The NFL may have found yet another revenue source. According to John Ourand of Sports Business Journal, the league has told TV networks it’s ready to accept bids for the Thursday Night Football package (which will again be for only two years), but it’s also sent out requests for proposals to various tech companies such as Google, Yahoo, Apple and Amazon to see if they’re interested in bidding on a streaming package. This follows in the wake of NFL commissioner Roger Goodell meeting with executives from those companies in San Francisco last month. Unlike the NFL’s single-game deal with Yahoo this year, this package would be non-exclusive, meaning the games would be carried both on TV and on streaming. Here are the key details from Ourand’s piece:
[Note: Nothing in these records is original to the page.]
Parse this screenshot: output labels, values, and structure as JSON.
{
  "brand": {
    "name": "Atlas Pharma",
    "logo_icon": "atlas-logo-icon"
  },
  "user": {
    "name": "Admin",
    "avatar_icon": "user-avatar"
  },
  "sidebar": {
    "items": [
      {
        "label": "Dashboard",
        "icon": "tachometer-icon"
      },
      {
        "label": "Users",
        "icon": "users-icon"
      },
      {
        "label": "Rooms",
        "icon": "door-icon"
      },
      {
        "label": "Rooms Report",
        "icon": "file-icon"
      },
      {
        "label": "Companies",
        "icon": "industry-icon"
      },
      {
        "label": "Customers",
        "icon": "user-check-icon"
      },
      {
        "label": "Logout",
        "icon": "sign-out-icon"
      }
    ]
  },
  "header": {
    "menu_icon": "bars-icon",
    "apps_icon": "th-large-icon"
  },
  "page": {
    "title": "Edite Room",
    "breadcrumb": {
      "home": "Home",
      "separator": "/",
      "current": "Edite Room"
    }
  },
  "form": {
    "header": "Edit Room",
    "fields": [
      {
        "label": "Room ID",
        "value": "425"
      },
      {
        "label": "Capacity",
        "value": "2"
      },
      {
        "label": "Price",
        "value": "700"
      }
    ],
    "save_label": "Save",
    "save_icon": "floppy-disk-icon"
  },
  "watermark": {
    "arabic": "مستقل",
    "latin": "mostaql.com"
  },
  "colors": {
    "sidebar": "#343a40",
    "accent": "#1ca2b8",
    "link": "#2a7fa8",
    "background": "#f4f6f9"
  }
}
The league’s initial plan would have the digital streams serve as a simulcast of the television production — with the same ads and in-game production features. The league expects bidding to start in the low $300M for the television package, with a nominal escalator in year two, sources said. CBS currently is paying around $300M per season for the Thursday night package. It is not clear how much the league is expecting to make from the streaming rights, but several sources said the digital streams would not diminish the TV rights fee, especially if the digital streams carried the same advertising. Yahoo paid around $15M for the streaming rights to one game this season, but that was on an exclusive basis.
This fits with what NFL executive vice-president (media) and NFL Network CEO Brian Rolapp told re/code’s Peter Kafka last week; at this point, the NFL considers streaming more of an alternative revenue source than a TV replacement.
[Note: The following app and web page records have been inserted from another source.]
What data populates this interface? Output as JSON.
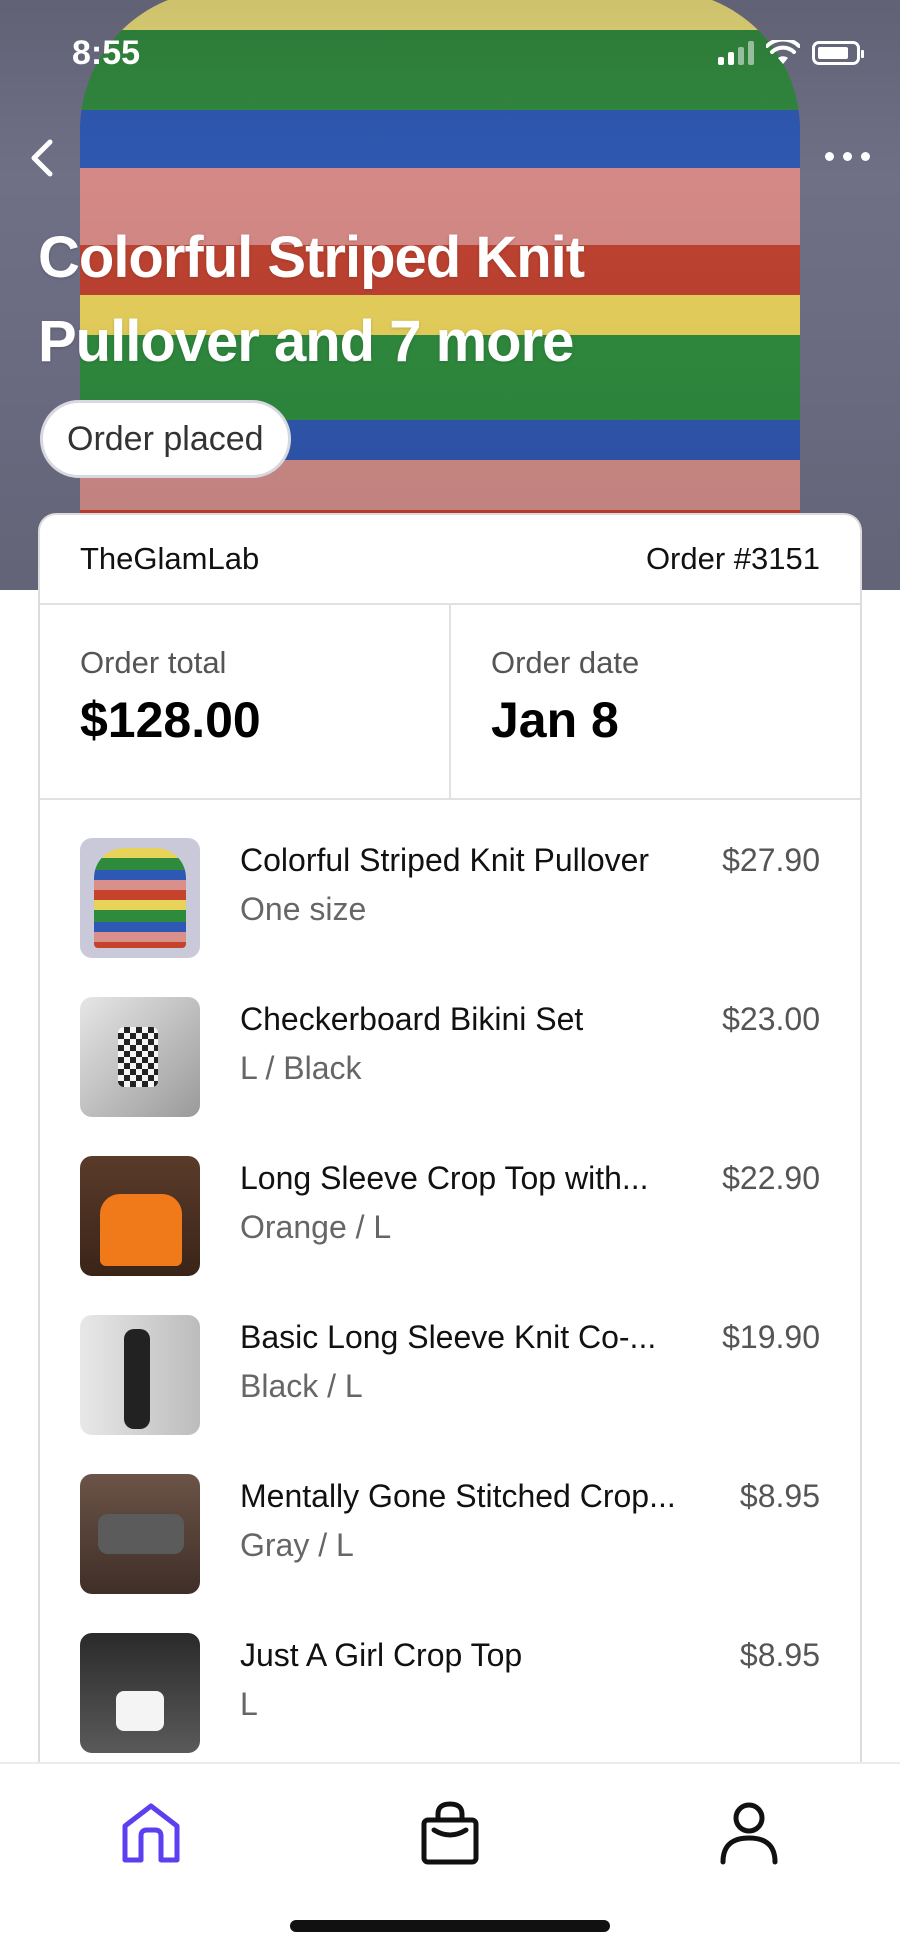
{
  "status_bar": {
    "time": "8:55"
  },
  "header": {
    "title": "Colorful Striped Knit Pullover and 7 more",
    "status": "Order placed"
  },
  "order": {
    "shop": "TheGlamLab",
    "number": "Order #3151",
    "total_label": "Order total",
    "total_value": "$128.00",
    "date_label": "Order date",
    "date_value": "Jan 8"
  },
  "items": [
    {
      "name": "Colorful Striped Knit Pullover",
      "price": "$27.90",
      "variant": "One size"
    },
    {
      "name": "Checkerboard Bikini Set",
      "price": "$23.00",
      "variant": "L / Black"
    },
    {
      "name": "Long Sleeve Crop Top with...",
      "price": "$22.90",
      "variant": "Orange / L"
    },
    {
      "name": "Basic Long Sleeve Knit Co-...",
      "price": "$19.90",
      "variant": "Black / L"
    },
    {
      "name": "Mentally Gone Stitched Crop...",
      "price": "$8.95",
      "variant": "Gray / L"
    },
    {
      "name": "Just A Girl Crop Top",
      "price": "$8.95",
      "variant": "L"
    }
  ],
  "tabbar": {
    "active_tab": "home",
    "accent_color": "#5b3ff0"
  },
  "icons": [
    "chevron-left-icon",
    "more-icon",
    "home-icon",
    "shopping-bag-icon",
    "profile-icon"
  ]
}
“We are in the reach business,” Rolapp said. “One strength of the NFL is [that] our games have been widely available. Can the Internet reach as many fans as television?”
He said the Buffalo-Jacksonville game that streamed on Yahoo earlier this year — for which Yahoo paid $20 million — brought in about three million concurrent viewers.
“Could we scale to 20-30 million?” he asked. “I’m not sure, but I’m not ruling it out.”
Rolapp also said he anticipates Thursday games having a significant digital presence in one fashion or another (which might even mean a traditional company buying regular and streaming rights):
We are talking to numerous people — both traditional media companies and some of the Internet guys — and I think there will be a heavy digital component [for Thursday]. It is just a question of what the model will be and how we will do it.”
Just how much will the NFL get for the streaming rights here? Well, it’s unlikely to be as much per-game as Yahoo paid (whether that was $15 million or $20 million), given that the streaming won’t be exclusive. All of the aforementioned tech companies do have deep pockets, though, and streaming content is becoming an essential part of business for each of them; getting the NFL, and a full 16-game NFL slate, could be a way to stand out in the crowd. It seems highly likely someone will take the NFL up on this non-exclusive streaming offer, and that will give the league yet another revenue source. The question is which company will win the bid, and just how much they’ll pay for it.
Disclosure: Andrew writes for Yahoo Canada Sports.